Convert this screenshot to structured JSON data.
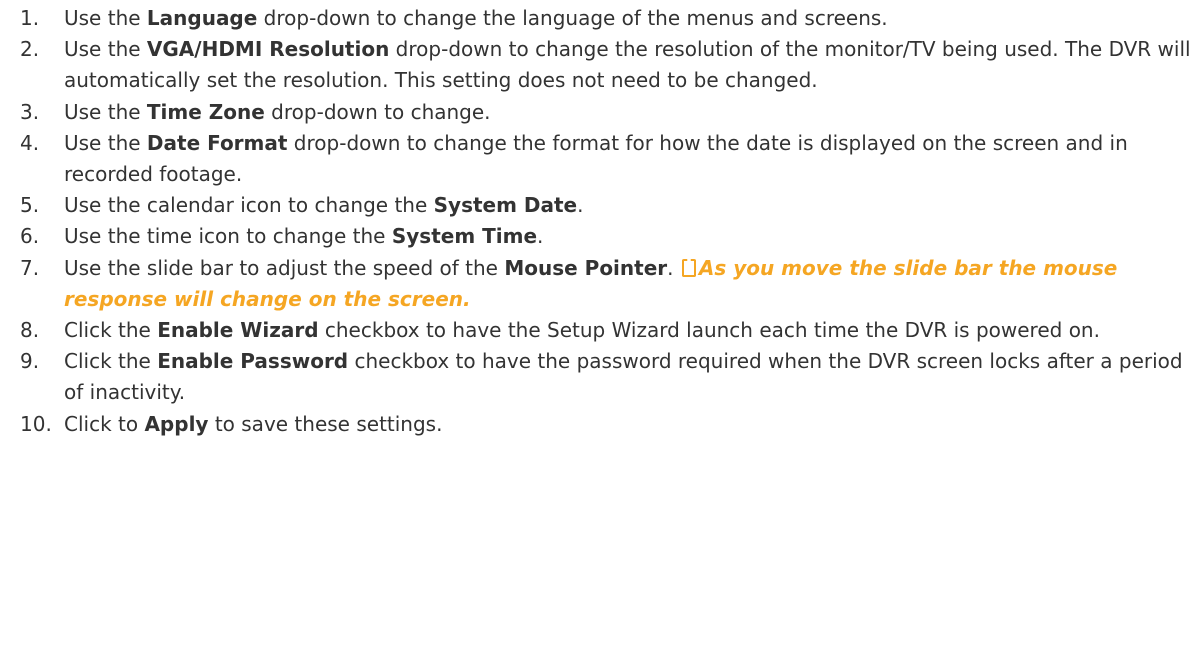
{
  "steps": [
    {
      "number": "1.",
      "before": "Use the ",
      "bold": "Language",
      "after": " drop-down to change the language of the menus and screens."
    },
    {
      "number": "2.",
      "before": "Use the ",
      "bold": "VGA/HDMI Resolution",
      "after": " drop-down to change the resolution of the monitor/TV being used. The DVR will automatically set the resolution. This setting does not need to be changed."
    },
    {
      "number": "3.",
      "before": "Use the ",
      "bold": "Time Zone",
      "after": " drop-down to change."
    },
    {
      "number": "4.",
      "before": "Use the ",
      "bold": "Date Format",
      "after": " drop-down to change the format for how the date is displayed on the screen and in recorded footage."
    },
    {
      "number": "5.",
      "before": "Use the calendar icon to change the ",
      "bold": "System Date",
      "after": "."
    },
    {
      "number": "6.",
      "before": "Use the time icon to change the ",
      "bold": "System Time",
      "after": "."
    },
    {
      "number": "7.",
      "before": "Use the slide bar to adjust the speed of the ",
      "bold": "Mouse Pointer",
      "after": ". ",
      "note": "As you move the slide bar the mouse response will change on the screen.",
      "note_icon": "note-icon"
    },
    {
      "number": "8.",
      "before": "Click the ",
      "bold": "Enable Wizard",
      "after": " checkbox to have the Setup Wizard launch each time the DVR is powered on."
    },
    {
      "number": "9.",
      "before": "Click the ",
      "bold": "Enable Password",
      "after": " checkbox to have the password required when the DVR screen locks after a period of inactivity."
    },
    {
      "number": "10.",
      "before": "Click to ",
      "bold": "Apply",
      "after": " to save these settings."
    }
  ],
  "colors": {
    "text": "#333333",
    "note": "#f5a623"
  }
}
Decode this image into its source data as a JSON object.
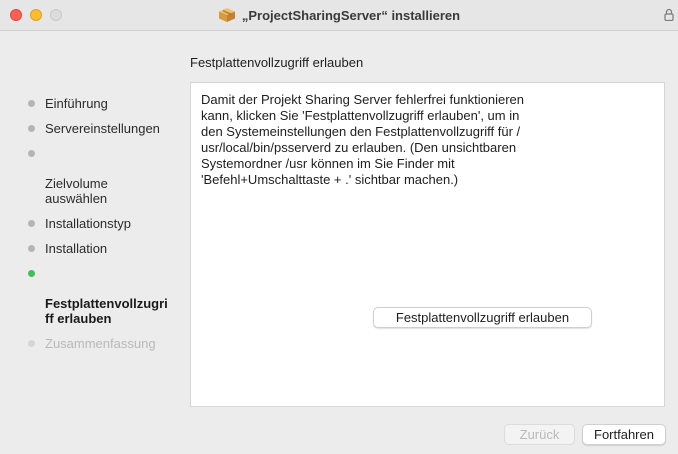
{
  "window": {
    "title": "„ProjectSharingServer“ installieren",
    "title_icon": "package-icon",
    "lock_icon": "lock-icon"
  },
  "section_title": "Festplattenvollzugriff erlauben",
  "sidebar": {
    "steps": [
      {
        "label": "Einführung",
        "state": "done"
      },
      {
        "label": "Servereinstellungen",
        "state": "done"
      },
      {
        "label": "Zielvolume\nauswählen",
        "state": "done"
      },
      {
        "label": "Installationstyp",
        "state": "done"
      },
      {
        "label": "Installation",
        "state": "done"
      },
      {
        "label": "Festplattenvollzugri\nff erlauben",
        "state": "active"
      },
      {
        "label": "Zusammenfassung",
        "state": "pending"
      }
    ]
  },
  "content": {
    "body": "Damit der Projekt Sharing Server fehlerfrei funktionieren\nkann, klicken Sie 'Festplattenvollzugriff erlauben', um in\nden Systemeinstellungen den Festplattenvollzugriff für /\nusr/local/bin/psserverd zu erlauben. (Den unsichtbaren\nSystemordner /usr können im Sie Finder mit\n'Befehl+Umschalttaste + .' sichtbar machen.)",
    "allow_button": "Festplattenvollzugriff erlauben"
  },
  "footer": {
    "back_label": "Zurück",
    "continue_label": "Fortfahren"
  },
  "colors": {
    "active_dot": "#3cc15a",
    "close": "#fe5f57",
    "minimize": "#febc2e"
  }
}
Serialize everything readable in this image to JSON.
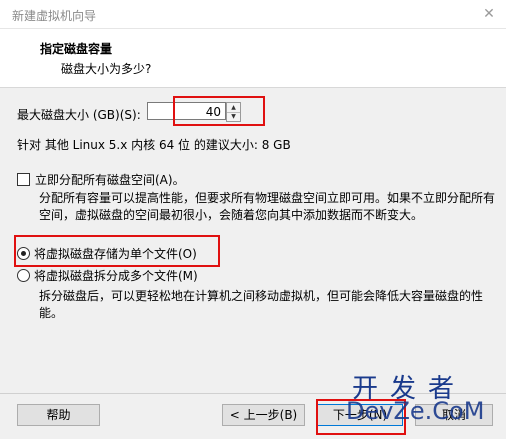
{
  "window": {
    "title": "新建虚拟机向导",
    "close_glyph": "✕"
  },
  "header": {
    "title": "指定磁盘容量",
    "subtitle": "磁盘大小为多少?"
  },
  "disk": {
    "size_label": "最大磁盘大小 (GB)(S):",
    "size_value": "40",
    "recommend": "针对 其他 Linux 5.x 内核 64 位 的建议大小: 8 GB"
  },
  "allocate": {
    "checkbox_label": "立即分配所有磁盘空间(A)。",
    "checked": false,
    "desc": "分配所有容量可以提高性能，但要求所有物理磁盘空间立即可用。如果不立即分配所有空间，虚拟磁盘的空间最初很小，会随着您向其中添加数据而不断变大。"
  },
  "storage": {
    "single_label": "将虚拟磁盘存储为单个文件(O)",
    "split_label": "将虚拟磁盘拆分成多个文件(M)",
    "split_desc": "拆分磁盘后，可以更轻松地在计算机之间移动虚拟机，但可能会降低大容量磁盘的性能。",
    "selected": "single"
  },
  "buttons": {
    "help": "帮助",
    "back": "< 上一步(B)",
    "next": "下一步(N)",
    "cancel": "取消"
  },
  "watermark": {
    "top": "开发者",
    "bottom": "DevZe.CoM"
  },
  "colors": {
    "highlight": "#e01010",
    "watermark": "#1a3a8c",
    "focus": "#0078d7"
  }
}
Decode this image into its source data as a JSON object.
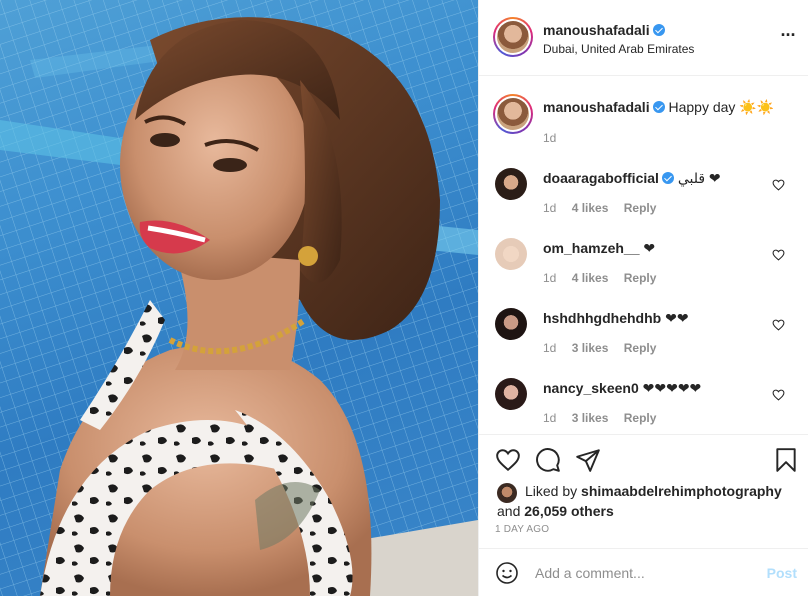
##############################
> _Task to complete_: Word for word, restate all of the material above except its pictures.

> _Task response_:
Convert this screenshot to structured JSON data.
{
  "steps": [
    {
      "number": "1.",
      "before": "Use the ",
      "bold": "Language",
      "after": " drop-down to change the language of the menus and screens."
    },
    {
      "number": "2.",
      "before": "Use the ",
      "bold": "VGA/HDMI Resolution",
      "after": " drop-down to change the resolution of the monitor/TV being used. The DVR will automatically set the resolution. This setting does not need to be changed."
    },
    {
      "number": "3.",
      "before": "Use the ",
      "bold": "Time Zone",
      "after": " drop-down to change."
    },
    {
      "number": "4.",
      "before": "Use the ",
      "bold": "Date Format",
      "after": " drop-down to change the format for how the date is displayed on the screen and in recorded footage."
    },
    {
      "number": "5.",
      "before": "Use the calendar icon to change the ",
      "bold": "System Date",
      "after": "."
    },
    {
      "number": "6.",
      "before": "Use the time icon to change the ",
      "bold": "System Time",
      "after": "."
    },
    {
      "number": "7.",
      "before": "Use the slide bar to adjust the speed of the ",
      "bold": "Mouse Pointer",
      "after": ". ",
      "note": "As you move the slide bar the mouse response will change on the screen.",
      "note_icon": "note-icon"
    },
    {
      "number": "8.",
      "before": "Click the ",
      "bold": "Enable Wizard",
      "after": " checkbox to have the Setup Wizard launch each time the DVR is powered on."
    },
    {
      "number": "9.",
      "before": "Click the ",
      "bold": "Enable Password",
      "after": " checkbox to have the password required when the DVR screen locks after a period of inactivity."
    },
    {
      "number": "10.",
      "before": "Click to ",
      "bold": "Apply",
      "after": " to save these settings."
    }
  ],
  "colors": {
    "text": "#333333",
    "note": "#f5a623"
  }
}
Decode this image into its source data as a JSON object.
{
  "window": {
    "title": "„ProjectSharingServer“ installieren",
    "title_icon": "package-icon",
    "lock_icon": "lock-icon"
  },
  "section_title": "Festplattenvollzugriff erlauben",
  "sidebar": {
    "steps": [
      {
        "label": "Einführung",
        "state": "done"
      },
      {
        "label": "Servereinstellungen",
        "state": "done"
      },
      {
        "label": "Zielvolume\nauswählen",
        "state": "done"
      },
      {
        "label": "Installationstyp",
        "state": "done"
      },
      {
        "label": "Installation",
        "state": "done"
      },
      {
        "label": "Festplattenvollzugri\nff erlauben",
        "state": "active"
      },
      {
        "label": "Zusammenfassung",
        "state": "pending"
      }
    ]
  },
  "content": {
    "body": "Damit der Projekt Sharing Server fehlerfrei funktionieren\nkann, klicken Sie 'Festplattenvollzugriff erlauben', um in\nden Systemeinstellungen den Festplattenvollzugriff für /\nusr/local/bin/psserverd zu erlauben. (Den unsichtbaren\nSystemordner /usr können im Sie Finder mit\n'Befehl+Umschalttaste + .' sichtbar machen.)",
    "allow_button": "Festplattenvollzugriff erlauben"
  },
  "footer": {
    "back_label": "Zurück",
    "continue_label": "Fortfahren"
  },
  "colors": {
    "active_dot": "#3cc15a",
    "close": "#fe5f57",
    "minimize": "#febc2e"
  }
}
Serialize everything readable in this image to JSON.
{
  "window": {
    "title": "新建虚拟机向导",
    "close_glyph": "✕"
  },
  "header": {
    "title": "指定磁盘容量",
    "subtitle": "磁盘大小为多少?"
  },
  "disk": {
    "size_label": "最大磁盘大小 (GB)(S):",
    "size_value": "40",
    "recommend": "针对 其他 Linux 5.x 内核 64 位 的建议大小: 8 GB"
  },
  "allocate": {
    "checkbox_label": "立即分配所有磁盘空间(A)。",
    "checked": false,
    "desc": "分配所有容量可以提高性能，但要求所有物理磁盘空间立即可用。如果不立即分配所有空间，虚拟磁盘的空间最初很小，会随着您向其中添加数据而不断变大。"
  },
  "storage": {
    "single_label": "将虚拟磁盘存储为单个文件(O)",
    "split_label": "将虚拟磁盘拆分成多个文件(M)",
    "split_desc": "拆分磁盘后，可以更轻松地在计算机之间移动虚拟机，但可能会降低大容量磁盘的性能。",
    "selected": "single"
  },
  "buttons": {
    "help": "帮助",
    "back": "< 上一步(B)",
    "next": "下一步(N)",
    "cancel": "取消"
  },
  "watermark": {
    "top": "开发者",
    "bottom": "DevZe.CoM"
  },
  "colors": {
    "highlight": "#e01010",
    "watermark": "#1a3a8c",
    "focus": "#0078d7"
  }
}
Decode this image into its source data as a JSON object.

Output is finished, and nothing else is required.